→ Work task: Extract every line below that contains the word "heading".

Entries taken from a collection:
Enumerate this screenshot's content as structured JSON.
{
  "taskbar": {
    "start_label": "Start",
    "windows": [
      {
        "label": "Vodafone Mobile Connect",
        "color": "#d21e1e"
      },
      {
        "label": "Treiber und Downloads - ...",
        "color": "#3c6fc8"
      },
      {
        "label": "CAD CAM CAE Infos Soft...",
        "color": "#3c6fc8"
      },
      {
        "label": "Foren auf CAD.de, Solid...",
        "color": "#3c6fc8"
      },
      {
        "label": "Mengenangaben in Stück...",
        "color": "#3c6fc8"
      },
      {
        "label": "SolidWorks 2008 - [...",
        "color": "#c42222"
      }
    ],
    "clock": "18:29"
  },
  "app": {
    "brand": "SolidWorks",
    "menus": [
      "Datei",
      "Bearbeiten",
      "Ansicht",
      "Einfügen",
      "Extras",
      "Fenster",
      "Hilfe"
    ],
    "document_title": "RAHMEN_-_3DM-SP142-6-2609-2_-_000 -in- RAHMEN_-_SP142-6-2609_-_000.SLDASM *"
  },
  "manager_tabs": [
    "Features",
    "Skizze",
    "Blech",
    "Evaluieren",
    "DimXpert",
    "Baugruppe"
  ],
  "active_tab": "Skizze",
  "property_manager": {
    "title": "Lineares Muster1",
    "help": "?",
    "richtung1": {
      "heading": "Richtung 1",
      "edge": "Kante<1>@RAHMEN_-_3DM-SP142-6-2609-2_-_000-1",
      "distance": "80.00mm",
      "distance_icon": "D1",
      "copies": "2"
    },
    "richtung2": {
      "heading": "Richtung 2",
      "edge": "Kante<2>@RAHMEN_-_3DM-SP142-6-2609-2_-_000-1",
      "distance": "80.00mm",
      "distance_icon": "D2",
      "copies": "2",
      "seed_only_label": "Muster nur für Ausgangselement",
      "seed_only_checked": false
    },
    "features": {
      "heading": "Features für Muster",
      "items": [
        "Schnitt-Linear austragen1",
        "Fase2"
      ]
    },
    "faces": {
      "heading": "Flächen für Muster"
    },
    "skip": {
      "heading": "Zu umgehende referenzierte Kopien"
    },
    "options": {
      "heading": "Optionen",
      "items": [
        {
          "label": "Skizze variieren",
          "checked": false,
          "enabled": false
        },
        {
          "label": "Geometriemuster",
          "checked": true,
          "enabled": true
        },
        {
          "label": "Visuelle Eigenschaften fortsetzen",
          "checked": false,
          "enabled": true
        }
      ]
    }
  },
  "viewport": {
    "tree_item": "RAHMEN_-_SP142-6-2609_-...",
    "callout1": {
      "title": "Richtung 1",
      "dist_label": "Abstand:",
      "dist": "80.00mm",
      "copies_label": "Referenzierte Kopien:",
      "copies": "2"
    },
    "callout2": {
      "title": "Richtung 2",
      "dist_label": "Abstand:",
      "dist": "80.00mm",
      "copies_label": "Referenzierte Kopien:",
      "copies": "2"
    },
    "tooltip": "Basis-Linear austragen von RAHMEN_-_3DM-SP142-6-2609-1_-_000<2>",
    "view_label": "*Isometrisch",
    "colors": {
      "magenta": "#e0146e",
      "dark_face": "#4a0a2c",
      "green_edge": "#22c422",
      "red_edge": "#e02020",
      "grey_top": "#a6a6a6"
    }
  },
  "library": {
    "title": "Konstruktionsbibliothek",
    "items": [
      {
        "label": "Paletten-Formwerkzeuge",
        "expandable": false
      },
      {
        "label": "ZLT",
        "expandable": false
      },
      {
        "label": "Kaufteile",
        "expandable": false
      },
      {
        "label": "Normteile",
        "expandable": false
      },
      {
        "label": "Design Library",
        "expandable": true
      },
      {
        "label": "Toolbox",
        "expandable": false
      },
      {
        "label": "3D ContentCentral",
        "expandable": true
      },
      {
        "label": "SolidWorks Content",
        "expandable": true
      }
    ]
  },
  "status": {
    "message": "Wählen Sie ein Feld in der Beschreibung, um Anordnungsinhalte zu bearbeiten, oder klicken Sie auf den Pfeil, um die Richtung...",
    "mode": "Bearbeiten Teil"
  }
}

→ Exercise output:
      "heading": "Richtung 1",
      "heading": "Richtung 2",
      "heading": "Features für Muster",
      "heading": "Flächen für Muster"
      "heading": "Zu umgehende referenzierte Kopien"
      "heading": "Optionen",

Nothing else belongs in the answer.